** EXERCISE DESCRIPTION **
From the records below, copy each line in which the string "structured" occurs.

____ MATERIAL TO PROCESS

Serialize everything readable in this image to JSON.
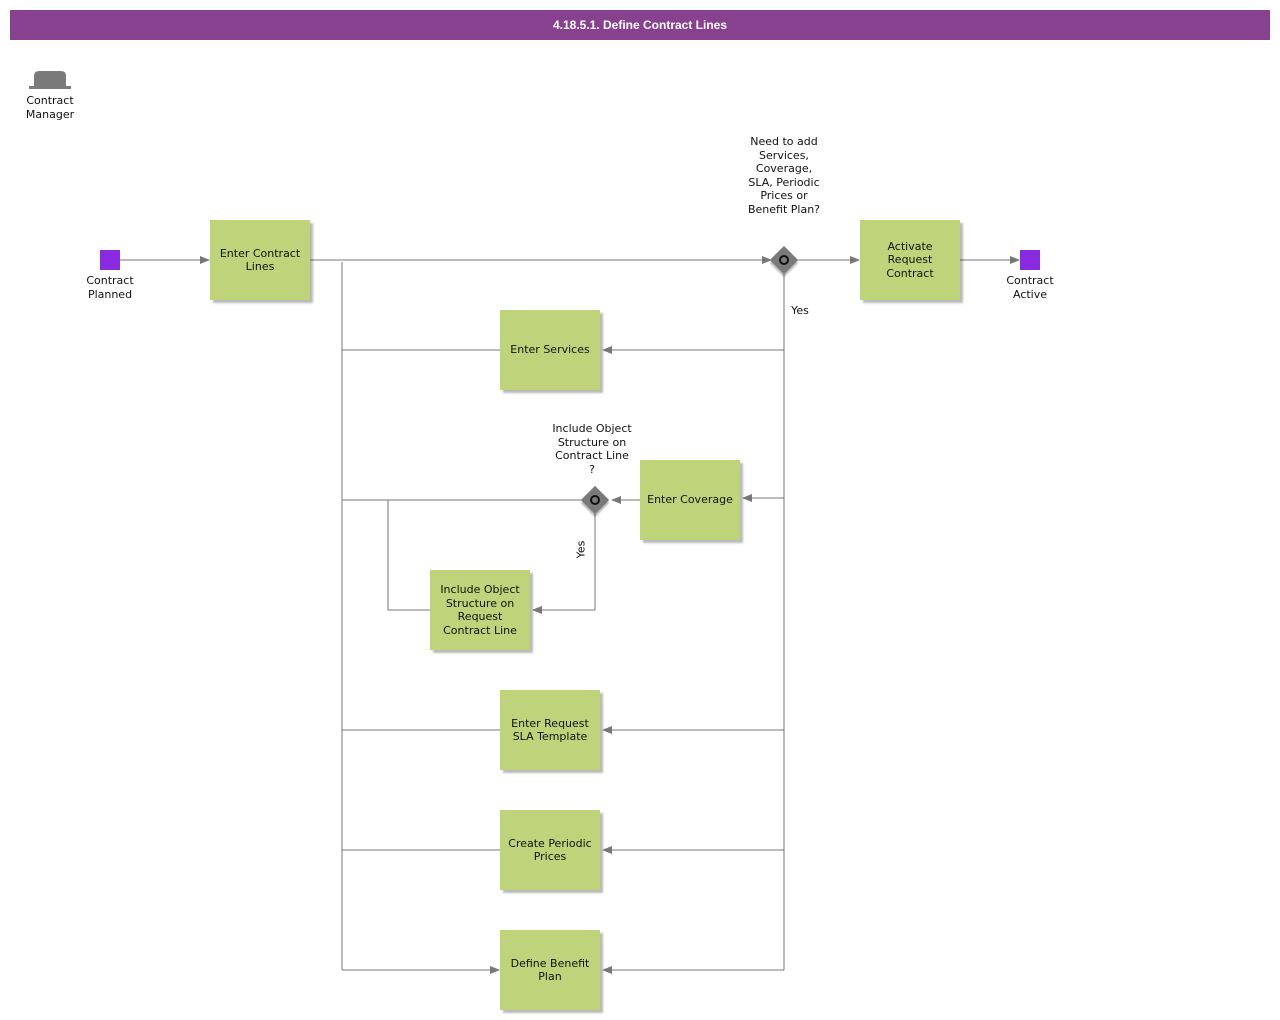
{
  "title": "4.18.5.1. Define Contract Lines",
  "role": {
    "label": "Contract Manager",
    "icon": "hat-icon"
  },
  "events": {
    "start": "Contract Planned",
    "end": "Contract Active"
  },
  "tasks": {
    "enter_contract_lines": "Enter Contract Lines",
    "enter_services": "Enter Services",
    "enter_coverage": "Enter Coverage",
    "include_object_structure": "Include Object Structure on Request Contract Line",
    "enter_sla_template": "Enter Request SLA Template",
    "create_periodic_prices": "Create Periodic Prices",
    "define_benefit_plan": "Define Benefit Plan",
    "activate_request_contract": "Activate Request Contract"
  },
  "gateways": {
    "need_to_add": "Need to add Services, Coverage, SLA, Periodic Prices or Benefit Plan?",
    "include_object_structure": "Include Object Structure on Contract Line ?"
  },
  "flow_labels": {
    "yes_1": "Yes",
    "yes_2": "Yes"
  },
  "colors": {
    "header": "#87418f",
    "task": "#bfd47a",
    "event": "#8a2be2",
    "gateway": "#7a7a7a",
    "flow": "#777777"
  }
}
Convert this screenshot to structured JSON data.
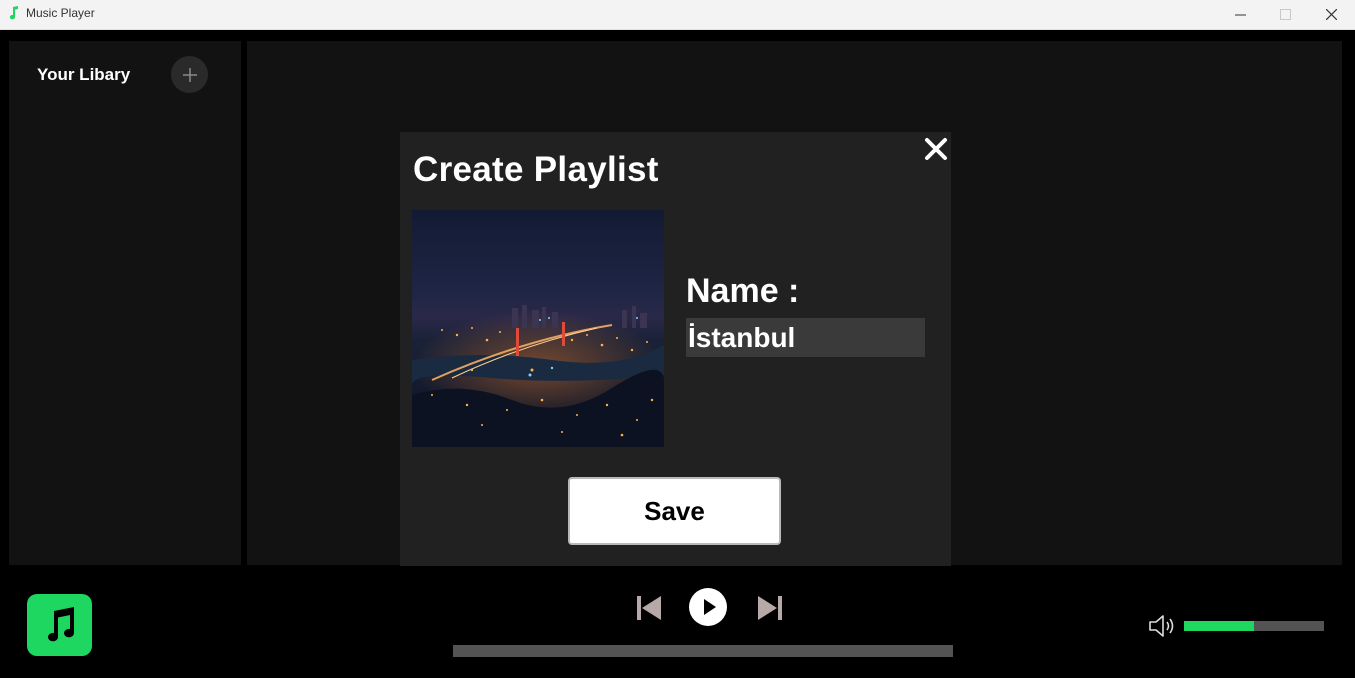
{
  "window": {
    "title": "Music Player",
    "icon": "music-note-icon"
  },
  "library": {
    "title": "Your Libary",
    "add_icon": "plus-icon"
  },
  "dialog": {
    "title": "Create Playlist",
    "name_label": "Name :",
    "name_value": "İstanbul",
    "save_label": "Save",
    "cover_image": "istanbul-night-cityscape"
  },
  "player": {
    "progress": 0,
    "volume": 0.5,
    "accent_color": "#1ed760",
    "icons": [
      "previous-icon",
      "play-icon",
      "next-icon",
      "speaker-icon"
    ]
  }
}
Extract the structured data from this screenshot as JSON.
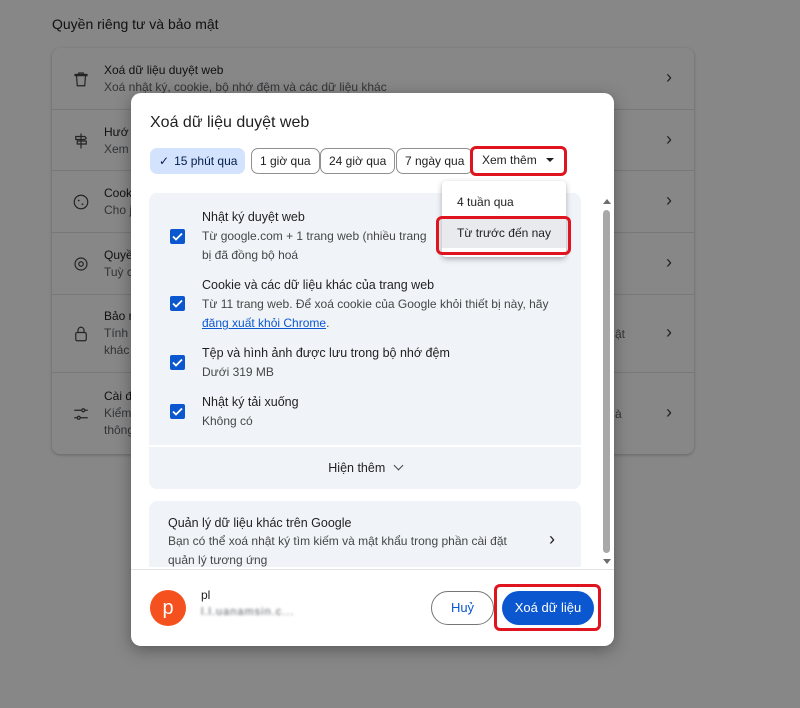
{
  "page": {
    "section_title": "Quyền riêng tư và bảo mật",
    "rows": [
      {
        "icon": "trash-icon",
        "title": "Xoá dữ liệu duyệt web",
        "desc": "Xoá nhật ký, cookie, bộ nhớ đệm và các dữ liệu khác",
        "right": ""
      },
      {
        "icon": "signpost-icon",
        "title": "Hướ",
        "desc": "Xem",
        "right": ""
      },
      {
        "icon": "cookie-icon",
        "title": "Cook",
        "desc": "Cho j",
        "right": ""
      },
      {
        "icon": "privacy-icon",
        "title": "Quyề",
        "desc": "Tuỳ c",
        "right": ""
      },
      {
        "icon": "lock-icon",
        "title": "Bảo m",
        "desc": "Tính",
        "desc2": "khác",
        "right": "ật"
      },
      {
        "icon": "tune-icon",
        "title": "Cài đ",
        "desc": "Kiểm",
        "desc2": "thông",
        "right": "à"
      }
    ]
  },
  "dialog": {
    "title": "Xoá dữ liệu duyệt web",
    "chips": [
      {
        "label": "15 phút qua",
        "selected": true
      },
      {
        "label": "1 giờ qua",
        "selected": false
      },
      {
        "label": "24 giờ qua",
        "selected": false
      },
      {
        "label": "7 ngày qua",
        "selected": false
      }
    ],
    "more_label": "Xem thêm",
    "dropdown": [
      "4 tuần qua",
      "Từ trước đến nay"
    ],
    "items": [
      {
        "title": "Nhật ký duyệt web",
        "desc1": "Từ google.com + 1 trang web (nhiều trang",
        "desc2": "bị đã đồng bộ hoá",
        "checked": true
      },
      {
        "title": "Cookie và các dữ liệu khác của trang web",
        "desc1": "Từ 11 trang web. Để xoá cookie của Google khỏi thiết bị này, hãy",
        "desc2_link": "đăng xuất khỏi Chrome",
        "desc2_suffix": ".",
        "checked": true
      },
      {
        "title": "Tệp và hình ảnh được lưu trong bộ nhớ đệm",
        "desc1": "Dưới 319 MB",
        "checked": true
      },
      {
        "title": "Nhật ký tải xuống",
        "desc1": "Không có",
        "checked": true
      }
    ],
    "show_more": "Hiện thêm",
    "manage": {
      "title": "Quản lý dữ liệu khác trên Google",
      "desc1": "Bạn có thể xoá nhật ký tìm kiếm và mật khẩu trong phần cài đặt",
      "desc2": "quản lý tương ứng"
    },
    "account": {
      "initial": "p",
      "name": "pl",
      "email": "l.l.uanamsin.c..."
    },
    "cancel": "Huỷ",
    "confirm": "Xoá dữ liệu"
  },
  "colors": {
    "accent": "#0b57d0",
    "highlight": "#e0141e",
    "chip_selected": "#d3e3fd",
    "avatar": "#f4511e"
  }
}
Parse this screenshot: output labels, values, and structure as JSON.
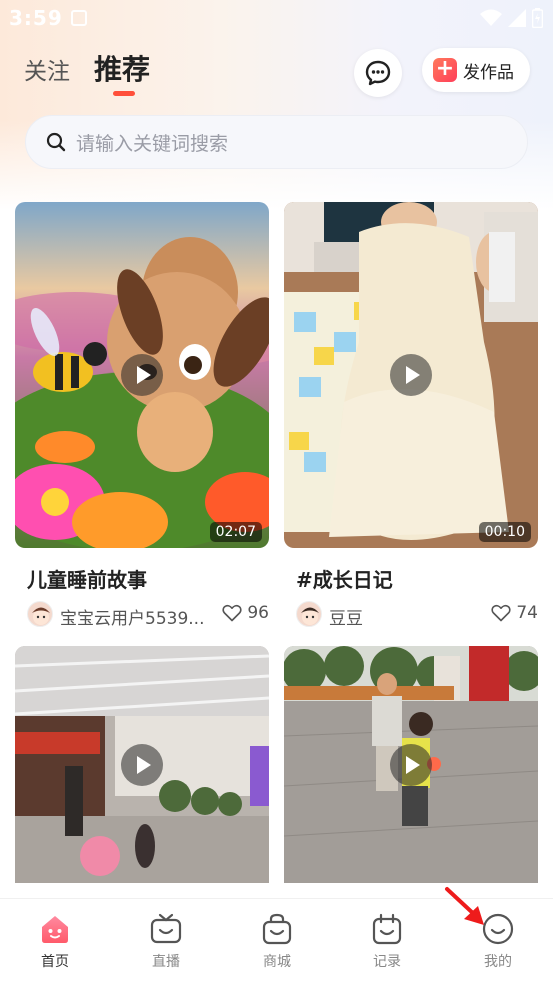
{
  "status_bar": {
    "time": "3:59"
  },
  "header": {
    "tabs": [
      {
        "label": "关注",
        "active": false
      },
      {
        "label": "推荐",
        "active": true
      }
    ],
    "message_icon": "chat-bubble-icon",
    "publish_label": "发作品"
  },
  "search": {
    "placeholder": "请输入关键词搜索"
  },
  "feed": [
    {
      "title": "儿童睡前故事",
      "author": "宝宝云用户5539...",
      "likes": "96",
      "duration": "02:07"
    },
    {
      "title": "#成长日记",
      "author": "豆豆",
      "likes": "74",
      "duration": "00:10"
    },
    {
      "title": "",
      "author": "",
      "likes": "",
      "duration": ""
    },
    {
      "title": "",
      "author": "",
      "likes": "",
      "duration": ""
    }
  ],
  "bottom_nav": [
    {
      "label": "首页",
      "icon": "home-icon",
      "active": true
    },
    {
      "label": "直播",
      "icon": "tv-icon",
      "active": false
    },
    {
      "label": "商城",
      "icon": "bag-icon",
      "active": false
    },
    {
      "label": "记录",
      "icon": "calendar-icon",
      "active": false
    },
    {
      "label": "我的",
      "icon": "smile-icon",
      "active": false
    }
  ],
  "colors": {
    "accent": "#ff4f3a",
    "active_nav": "#ff6b6b"
  }
}
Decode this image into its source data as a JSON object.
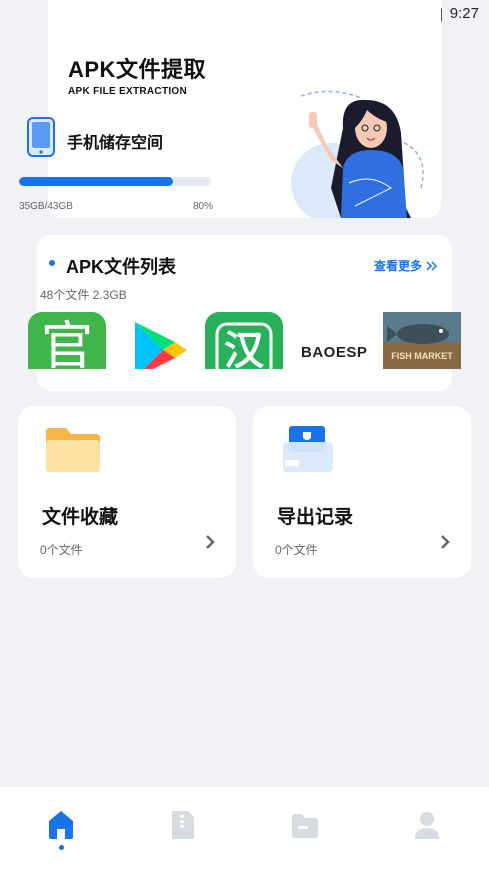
{
  "status_bar": {
    "time": "9:27"
  },
  "hero": {
    "title": "APK文件提取",
    "subtitle": "APK FILE EXTRACTION",
    "storage_label": "手机储存空间",
    "storage_used": "35GB/43GB",
    "storage_percent": "80%",
    "storage_fraction": 0.8
  },
  "apk_list": {
    "title": "APK文件列表",
    "more_label": "查看更多",
    "meta": "48个文件  2.3GB",
    "apps": [
      {
        "name": "guan-app-icon",
        "text": "官"
      },
      {
        "name": "google-play-icon",
        "text": ""
      },
      {
        "name": "han-app-icon",
        "text": "汉"
      },
      {
        "name": "baoesp-icon",
        "text": "BAOESP"
      },
      {
        "name": "fish-market-icon",
        "text": "FISH MARKET"
      }
    ]
  },
  "features": [
    {
      "title": "文件收藏",
      "count": "0个文件"
    },
    {
      "title": "导出记录",
      "count": "0个文件"
    }
  ],
  "colors": {
    "accent": "#1a73e8",
    "background": "#f1f2f6"
  }
}
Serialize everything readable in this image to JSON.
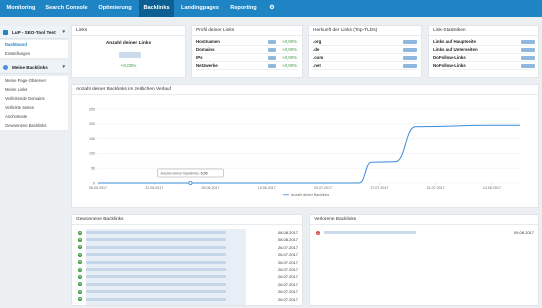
{
  "colors": {
    "brand": "#1e84c4",
    "brand_active": "#0e5f91",
    "positive": "#3c9a3c",
    "negative": "#d9534f",
    "line": "#3b8bd8"
  },
  "nav": {
    "items": [
      {
        "label": "Monitoring"
      },
      {
        "label": "Search Console"
      },
      {
        "label": "Optimierung"
      },
      {
        "label": "Backlinks",
        "active": true
      },
      {
        "label": "Landingpages"
      },
      {
        "label": "Reporting"
      }
    ],
    "settings_icon": "gear-icon"
  },
  "sidebar": {
    "project": {
      "label": "LuP - SEO-Tool Test",
      "icon": "grid-icon"
    },
    "project_links": [
      {
        "label": "Dashboard",
        "active": true
      },
      {
        "label": "Einstellungen"
      }
    ],
    "section": {
      "label": "Meine Backlinks",
      "icon": "link-icon"
    },
    "section_links": [
      {
        "label": "Meine Page-Observer"
      },
      {
        "label": "Meine Links"
      },
      {
        "label": "Verlinkende Domains"
      },
      {
        "label": "Verlinkte Seiten"
      },
      {
        "label": "Anchortexte"
      },
      {
        "label": "Gewonnene Backlinks"
      }
    ]
  },
  "links_panel": {
    "title": "Links",
    "count_label": "Anzahl deiner Links",
    "change": "+0,00%"
  },
  "profile_panel": {
    "title": "Profil deiner Links",
    "rows": [
      {
        "label": "Hostnamen",
        "change": "+0,00%"
      },
      {
        "label": "Domains",
        "change": "+0,00%"
      },
      {
        "label": "IPs",
        "change": "+0,00%"
      },
      {
        "label": "Netzwerke",
        "change": "+0,00%"
      }
    ]
  },
  "tld_panel": {
    "title": "Herkunft der Links (Top-TLDs)",
    "rows": [
      {
        "label": ".org"
      },
      {
        "label": ".de"
      },
      {
        "label": ".com"
      },
      {
        "label": ".net"
      }
    ]
  },
  "stats_panel": {
    "title": "Link-Statistiken",
    "rows": [
      {
        "label": "Links auf Hauptseite"
      },
      {
        "label": "Links auf Unterseiten"
      },
      {
        "label": "DoFollow-Links"
      },
      {
        "label": "NoFollow-Links"
      }
    ]
  },
  "chart_panel": {
    "title": "Anzahl deiner Backlinks im zeitlichen Verlauf",
    "tooltip_label": "Anzahl deiner Backlinks:",
    "tooltip_value": "0,00"
  },
  "chart_data": {
    "type": "line",
    "x": [
      "08.05.2017",
      "22.05.2017",
      "05.06.2017",
      "19.06.2017",
      "03.07.2017",
      "17.07.2017",
      "31.07.2017",
      "14.08.2017"
    ],
    "ylim": [
      0,
      250
    ],
    "yticks": [
      0,
      50,
      100,
      150,
      200,
      250
    ],
    "series": [
      {
        "name": "Anzahl deiner Backlinks",
        "points": [
          {
            "x": "08.05.2017",
            "y": 0
          },
          {
            "x": "22.05.2017",
            "y": 0
          },
          {
            "x": "05.06.2017",
            "y": 0
          },
          {
            "x": "19.06.2017",
            "y": 0
          },
          {
            "x": "03.07.2017",
            "y": 0
          },
          {
            "x": "12.07.2017",
            "y": 0
          },
          {
            "x": "15.07.2017",
            "y": 70
          },
          {
            "x": "21.07.2017",
            "y": 72
          },
          {
            "x": "26.07.2017",
            "y": 190
          },
          {
            "x": "14.08.2017",
            "y": 195
          },
          {
            "x": "21.08.2017",
            "y": 195
          }
        ]
      }
    ],
    "legend": "bottom-center",
    "grid": true
  },
  "won_panel": {
    "title": "Gewonnene Backlinks",
    "dates": [
      "08.08.2017",
      "08.08.2017",
      "26.07.2017",
      "26.07.2017",
      "26.07.2017",
      "26.07.2017",
      "26.07.2017",
      "26.07.2017",
      "26.07.2017",
      "26.07.2017"
    ]
  },
  "lost_panel": {
    "title": "Verlorene Backlinks",
    "dates": [
      "09.08.2017"
    ]
  }
}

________

** TASK ANSWER **
Convert this screenshot to structured JSON data.
Extract the structured data from this screenshot as JSON.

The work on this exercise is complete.